• _EXERCISE BRIEF_
Output every record below precisely as it is written.

:::

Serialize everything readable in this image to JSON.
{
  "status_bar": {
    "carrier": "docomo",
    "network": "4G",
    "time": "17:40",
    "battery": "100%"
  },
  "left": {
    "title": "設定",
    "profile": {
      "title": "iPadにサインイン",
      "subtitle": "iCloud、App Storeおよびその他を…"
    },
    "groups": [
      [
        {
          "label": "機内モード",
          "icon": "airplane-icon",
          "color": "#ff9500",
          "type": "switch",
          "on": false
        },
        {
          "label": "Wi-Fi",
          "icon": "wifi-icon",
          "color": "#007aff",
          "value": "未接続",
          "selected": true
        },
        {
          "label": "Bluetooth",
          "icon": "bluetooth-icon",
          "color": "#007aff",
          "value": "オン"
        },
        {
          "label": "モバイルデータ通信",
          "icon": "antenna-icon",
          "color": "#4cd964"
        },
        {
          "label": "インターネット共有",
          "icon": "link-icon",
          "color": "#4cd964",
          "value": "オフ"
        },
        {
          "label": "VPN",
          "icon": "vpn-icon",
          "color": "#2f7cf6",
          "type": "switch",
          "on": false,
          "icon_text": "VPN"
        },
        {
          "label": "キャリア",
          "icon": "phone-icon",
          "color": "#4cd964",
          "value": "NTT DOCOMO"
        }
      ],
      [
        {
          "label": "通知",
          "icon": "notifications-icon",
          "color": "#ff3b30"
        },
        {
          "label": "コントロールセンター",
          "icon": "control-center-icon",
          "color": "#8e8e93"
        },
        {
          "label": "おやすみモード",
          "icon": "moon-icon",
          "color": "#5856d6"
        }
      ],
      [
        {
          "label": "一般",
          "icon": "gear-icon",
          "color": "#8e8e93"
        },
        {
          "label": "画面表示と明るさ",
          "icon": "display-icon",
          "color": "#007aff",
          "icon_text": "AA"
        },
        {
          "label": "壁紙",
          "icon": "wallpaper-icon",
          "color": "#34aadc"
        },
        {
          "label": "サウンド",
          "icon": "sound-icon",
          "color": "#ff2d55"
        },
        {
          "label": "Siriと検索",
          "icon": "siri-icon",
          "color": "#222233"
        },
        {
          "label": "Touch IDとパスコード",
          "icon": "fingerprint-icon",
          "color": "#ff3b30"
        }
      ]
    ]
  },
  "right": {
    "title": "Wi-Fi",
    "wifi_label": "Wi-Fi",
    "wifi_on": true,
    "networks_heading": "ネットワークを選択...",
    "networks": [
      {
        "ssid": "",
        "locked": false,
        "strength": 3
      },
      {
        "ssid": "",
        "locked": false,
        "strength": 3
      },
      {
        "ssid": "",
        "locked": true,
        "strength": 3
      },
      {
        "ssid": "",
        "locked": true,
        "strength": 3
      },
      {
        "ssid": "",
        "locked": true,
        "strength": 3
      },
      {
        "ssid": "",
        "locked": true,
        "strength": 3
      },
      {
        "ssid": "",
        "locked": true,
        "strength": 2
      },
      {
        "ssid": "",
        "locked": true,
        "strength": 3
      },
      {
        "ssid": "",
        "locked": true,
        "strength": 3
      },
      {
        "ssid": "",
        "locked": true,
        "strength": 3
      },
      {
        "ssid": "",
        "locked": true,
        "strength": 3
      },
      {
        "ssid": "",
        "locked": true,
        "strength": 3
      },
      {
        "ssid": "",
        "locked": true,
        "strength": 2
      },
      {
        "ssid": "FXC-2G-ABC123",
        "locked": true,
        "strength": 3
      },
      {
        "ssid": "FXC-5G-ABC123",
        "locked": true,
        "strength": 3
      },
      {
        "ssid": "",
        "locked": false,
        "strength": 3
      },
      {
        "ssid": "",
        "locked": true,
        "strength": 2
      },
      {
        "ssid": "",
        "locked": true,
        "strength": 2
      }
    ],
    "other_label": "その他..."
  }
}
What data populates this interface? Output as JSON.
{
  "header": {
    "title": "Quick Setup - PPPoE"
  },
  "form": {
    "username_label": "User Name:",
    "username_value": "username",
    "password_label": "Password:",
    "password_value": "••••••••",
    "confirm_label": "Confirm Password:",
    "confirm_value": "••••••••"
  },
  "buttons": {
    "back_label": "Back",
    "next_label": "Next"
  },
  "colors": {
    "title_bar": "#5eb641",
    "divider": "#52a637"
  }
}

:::

• _SOLVED EXERCISE_
Serialize everything readable in this image to JSON.
{
  "status_bar": {
    "carrier": "docomo",
    "network": "4G",
    "time": "17:40",
    "battery": "100%"
  },
  "left": {
    "title": "設定",
    "profile": {
      "title": "iPadにサインイン",
      "subtitle": "iCloud、App Storeおよびその他を…"
    },
    "groups": [
      [
        {
          "label": "機内モード",
          "icon": "airplane-icon",
          "color": "#ff9500",
          "type": "switch",
          "on": false
        },
        {
          "label": "Wi-Fi",
          "icon": "wifi-icon",
          "color": "#007aff",
          "value": "未接続",
          "selected": true
        },
        {
          "label": "Bluetooth",
          "icon": "bluetooth-icon",
          "color": "#007aff",
          "value": "オン"
        },
        {
          "label": "モバイルデータ通信",
          "icon": "antenna-icon",
          "color": "#4cd964"
        },
        {
          "label": "インターネット共有",
          "icon": "link-icon",
          "color": "#4cd964",
          "value": "オフ"
        },
        {
          "label": "VPN",
          "icon": "vpn-icon",
          "color": "#2f7cf6",
          "type": "switch",
          "on": false,
          "icon_text": "VPN"
        },
        {
          "label": "キャリア",
          "icon": "phone-icon",
          "color": "#4cd964",
          "value": "NTT DOCOMO"
        }
      ],
      [
        {
          "label": "通知",
          "icon": "notifications-icon",
          "color": "#ff3b30"
        },
        {
          "label": "コントロールセンター",
          "icon": "control-center-icon",
          "color": "#8e8e93"
        },
        {
          "label": "おやすみモード",
          "icon": "moon-icon",
          "color": "#5856d6"
        }
      ],
      [
        {
          "label": "一般",
          "icon": "gear-icon",
          "color": "#8e8e93"
        },
        {
          "label": "画面表示と明るさ",
          "icon": "display-icon",
          "color": "#007aff",
          "icon_text": "AA"
        },
        {
          "label": "壁紙",
          "icon": "wallpaper-icon",
          "color": "#34aadc"
        },
        {
          "label": "サウンド",
          "icon": "sound-icon",
          "color": "#ff2d55"
        },
        {
          "label": "Siriと検索",
          "icon": "siri-icon",
          "color": "#222233"
        },
        {
          "label": "Touch IDとパスコード",
          "icon": "fingerprint-icon",
          "color": "#ff3b30"
        }
      ]
    ]
  },
  "right": {
    "title": "Wi-Fi",
    "wifi_label": "Wi-Fi",
    "wifi_on": true,
    "networks_heading": "ネットワークを選択...",
    "networks": [
      {
        "ssid": "",
        "locked": false,
        "strength": 3
      },
      {
        "ssid": "",
        "locked": false,
        "strength": 3
      },
      {
        "ssid": "",
        "locked": true,
        "strength": 3
      },
      {
        "ssid": "",
        "locked": true,
        "strength": 3
      },
      {
        "ssid": "",
        "locked": true,
        "strength": 3
      },
      {
        "ssid": "",
        "locked": true,
        "strength": 3
      },
      {
        "ssid": "",
        "locked": true,
        "strength": 2
      },
      {
        "ssid": "",
        "locked": true,
        "strength": 3
      },
      {
        "ssid": "",
        "locked": true,
        "strength": 3
      },
      {
        "ssid": "",
        "locked": true,
        "strength": 3
      },
      {
        "ssid": "",
        "locked": true,
        "strength": 3
      },
      {
        "ssid": "",
        "locked": true,
        "strength": 3
      },
      {
        "ssid": "",
        "locked": true,
        "strength": 2
      },
      {
        "ssid": "FXC-2G-ABC123",
        "locked": true,
        "strength": 3
      },
      {
        "ssid": "FXC-5G-ABC123",
        "locked": true,
        "strength": 3
      },
      {
        "ssid": "",
        "locked": false,
        "strength": 3
      },
      {
        "ssid": "",
        "locked": true,
        "strength": 2
      },
      {
        "ssid": "",
        "locked": true,
        "strength": 2
      }
    ],
    "other_label": "その他..."
  }
}
What data populates this interface? Output as JSON.
{
  "header": {
    "title": "Quick Setup - PPPoE"
  },
  "form": {
    "username_label": "User Name:",
    "username_value": "username",
    "password_label": "Password:",
    "password_value": "••••••••",
    "confirm_label": "Confirm Password:",
    "confirm_value": "••••••••"
  },
  "buttons": {
    "back_label": "Back",
    "next_label": "Next"
  },
  "colors": {
    "title_bar": "#5eb641",
    "divider": "#52a637"
  }
}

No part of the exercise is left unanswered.